A response to Donald Brown
Donald Brown's comment on Philip Roth's nomination for the UK Literary Review's Bad Sex in Fiction Award got me thinking, about that award, about writing, and about what ever happened to all the fun in the world. See, every year prestigious literary prizes come and go—the Pulitzer, the National Book Award, the Man Booker Prize—and I can't shake the feeling that they're, well, sort of boring. Not the books, mind you; the awards, for all the reasons that critics of those awards criticize them. I realize that they lead to great things for those who win them, and they draw attention to books in general, and these are both wonderful things. But somehow the race itself—that period of time between when the nominees are announced and the awards ceremony—doesn't really fire. It's more like a stately procession, like a parade without a band. There are plenty of spectators, obviously, but they're not making a lot of noise. The same cannot be said of the Bad Sex in Fiction Award.

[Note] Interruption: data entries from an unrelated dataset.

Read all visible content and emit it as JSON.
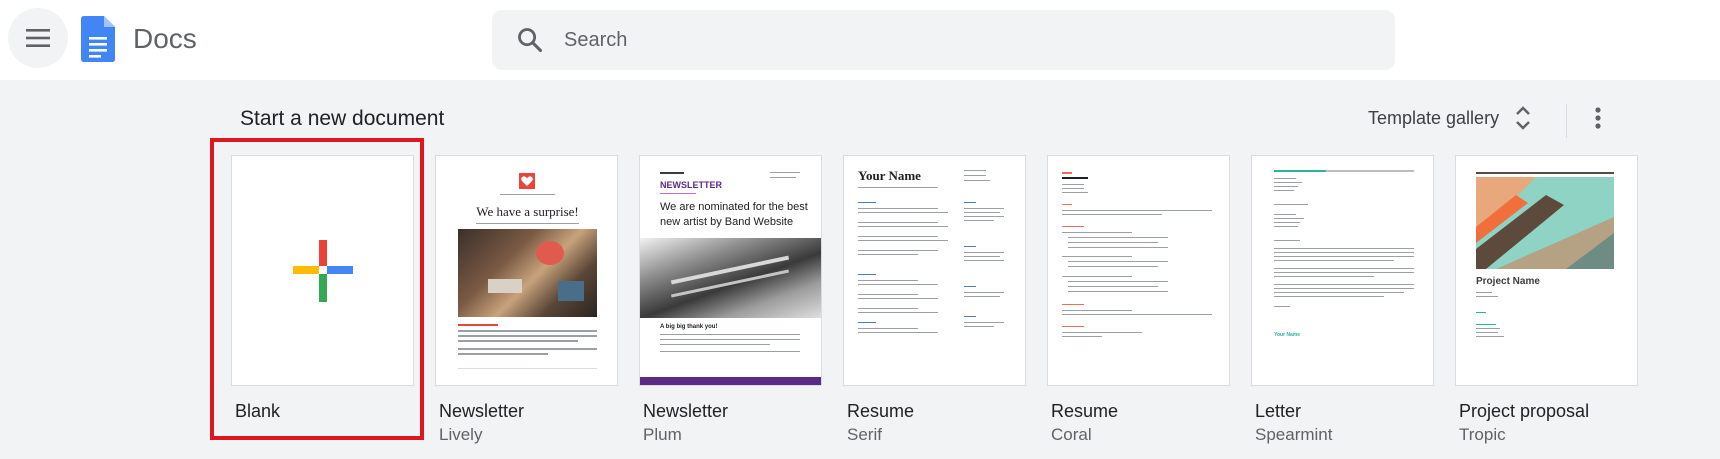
{
  "header": {
    "app_title": "Docs",
    "menu_icon": "hamburger-menu-icon",
    "logo_icon": "google-docs-logo-icon",
    "search": {
      "placeholder": "Search",
      "icon": "search-icon"
    }
  },
  "templates": {
    "section_title": "Start a new document",
    "gallery_label": "Template gallery",
    "gallery_icon": "unfold-more-icon",
    "more_icon": "more-vert-icon",
    "items": [
      {
        "title": "Blank",
        "subtitle": ""
      },
      {
        "title": "Newsletter",
        "subtitle": "Lively"
      },
      {
        "title": "Newsletter",
        "subtitle": "Plum"
      },
      {
        "title": "Resume",
        "subtitle": "Serif"
      },
      {
        "title": "Resume",
        "subtitle": "Coral"
      },
      {
        "title": "Letter",
        "subtitle": "Spearmint"
      },
      {
        "title": "Project proposal",
        "subtitle": "Tropic"
      }
    ],
    "previews": {
      "lively_heading": "We have a surprise!",
      "plum_brand": "NEWSLETTER",
      "plum_heading": "We are nominated for the best new artist by Band Website",
      "plum_sub": "A big big thank you!",
      "serif_name": "Your Name",
      "proposal_name": "Project Name",
      "letter_sign": "Your Name"
    }
  },
  "colors": {
    "accent_blue": "#4285f4",
    "accent_red": "#ea4335",
    "accent_yellow": "#fbbc04",
    "accent_green": "#34a853",
    "selection": "#e0161f",
    "plum": "#5b2a86",
    "coral": "#e8715a",
    "spearmint": "#2bb39c"
  }
}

The award was created in 1993, ostensibly "to draw attention to the crude, tasteless, often perfunctory use of redundant passages of sexual description in the modern novel, and to discourage it." I don't buy this for one second. This award is, first, a terrific publicity stunt, drawing coverage from several major UK outlets. Second, it routinely does the thing that you wish more major awards would do much more often: It pits newcomers against old pros, and sometimes, but only sometimes, the newcomers win. Third, the qualification for the award rests solely on the quality of the writing. Plot? Characters? Who cares? This award is about how well people can put sentences together, period.
And maybe it's just me, but the first thing that hits me when I read the excerpts is: This writing isn't bad. (Those of you who might think so have never laid your eyes on cheap pulp smut, such as that collected in the NYU Library—look at the titles under "Sexuality" and you'll see what I mean. And this isn't even getting at what the prose is like.) The worst that can be said about them is either that they're funny (which is not even remotely a bad thing, and in any case, it seems clear that the authors almost always intend it to be so) or that they're mildly appalling (which, again, often appears to be the author's intent). And in every case, you can judge for yourself: It is ironic to me that the runup to the award involves excerpts from the various texts that are longer than what appears in most serious outlets for book reviews. If I were drunk right now, I would argue that the judges of the Bad Sex Award actually care more about good writing than the people at the National Book Award do, but thankfully for you, it's 10:00 in the morning on a Friday.
Most of all, though, the Bad Sex Award is fun. It's noisy and alive. It reminds us how books can stay vital and real without sacrificing fantastic prose, great ideas, and all the things that avid readers feast on. It makes you wonder if there can be other awards like it—Best Fight Scene Award? Worst Funeral Award?—that pull us in, make us laugh, and then make us read.